Great Plains Studies, Center for


Date of this Version

Spring 2005


Great Plains Research 15 (Spring 2005):45-67


Published in Great Plains Research Vol. 15, No. 1, 2005. Copyright © 2005 The Center for Great Plains Studies, University of Nebraska–Lincoln. Used by permission.


The Nebraska Sandhills consist of 50,000 km2 of dunes, currently stabilized by vegetation. Radiocarbon dates of paleosols, blocked paleovalleys, and sand beds found in interdunal wetlands suggest that the Holocene had significant periods of dune reactivation. A paleoecological investigation was conducted in Jumbo Valley, NE, in an interdunal wetland known to contain sand layers interbedded with peat. The sedimentary record in two cores is continuous, except for some loss due to surficial burns. Macrofossils indicate that the late Pleistocene was cool and wet, with current vegetation establishing around 12,000 years ago. Sand and bulk density profiles reveal significant periods of dune activity in the intervals 9200-7000, 6400-5400, 4000-3000, 2700-2300, 2100-1800, and 950-700 calendar years before present (cal yr BP). Profiles also indicate four significant wet intervals: 6900-6500, 4700- 4000,5200-5000, and 1300-1000 cal yr BP. Dune activity prior to 6000 cal yr BP was most likely caused by drought, while after 6000 cal yr BP, increased frequency and severity of fires appear to have also contributed.
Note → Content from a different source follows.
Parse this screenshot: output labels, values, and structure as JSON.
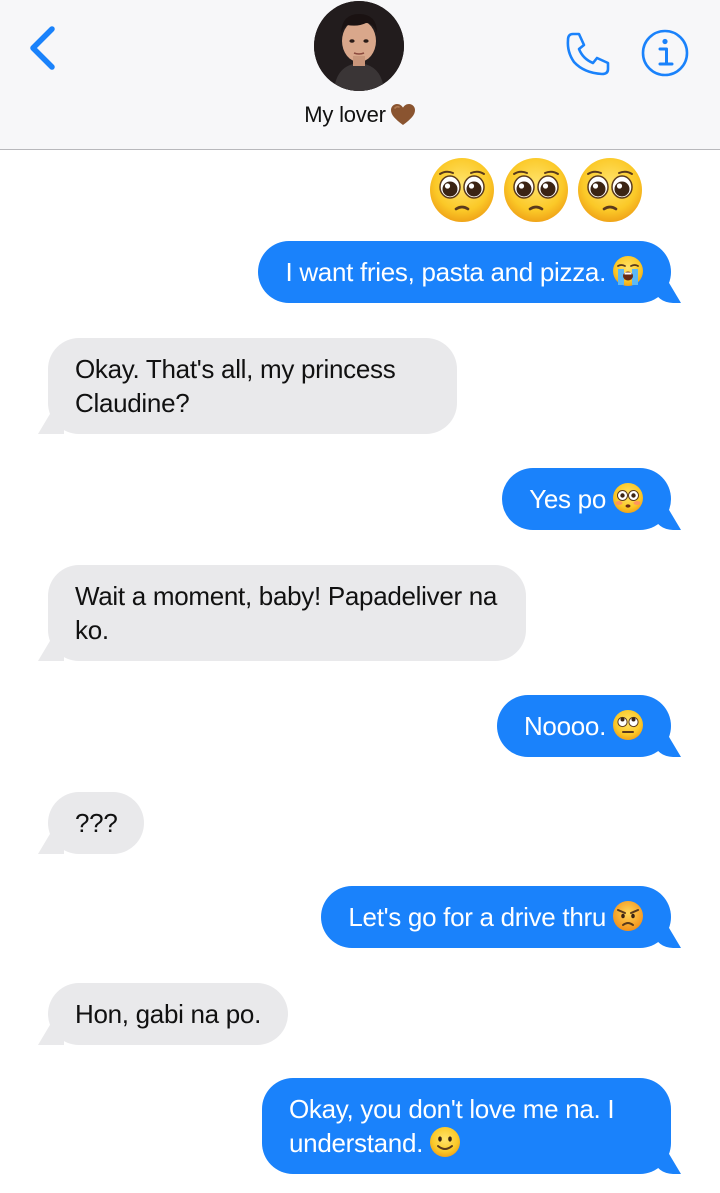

This study reveals that the Sandhills have experienced many droughts, including as recent as 950-700 cal yr BP, that were more severe than any experienced in the last century.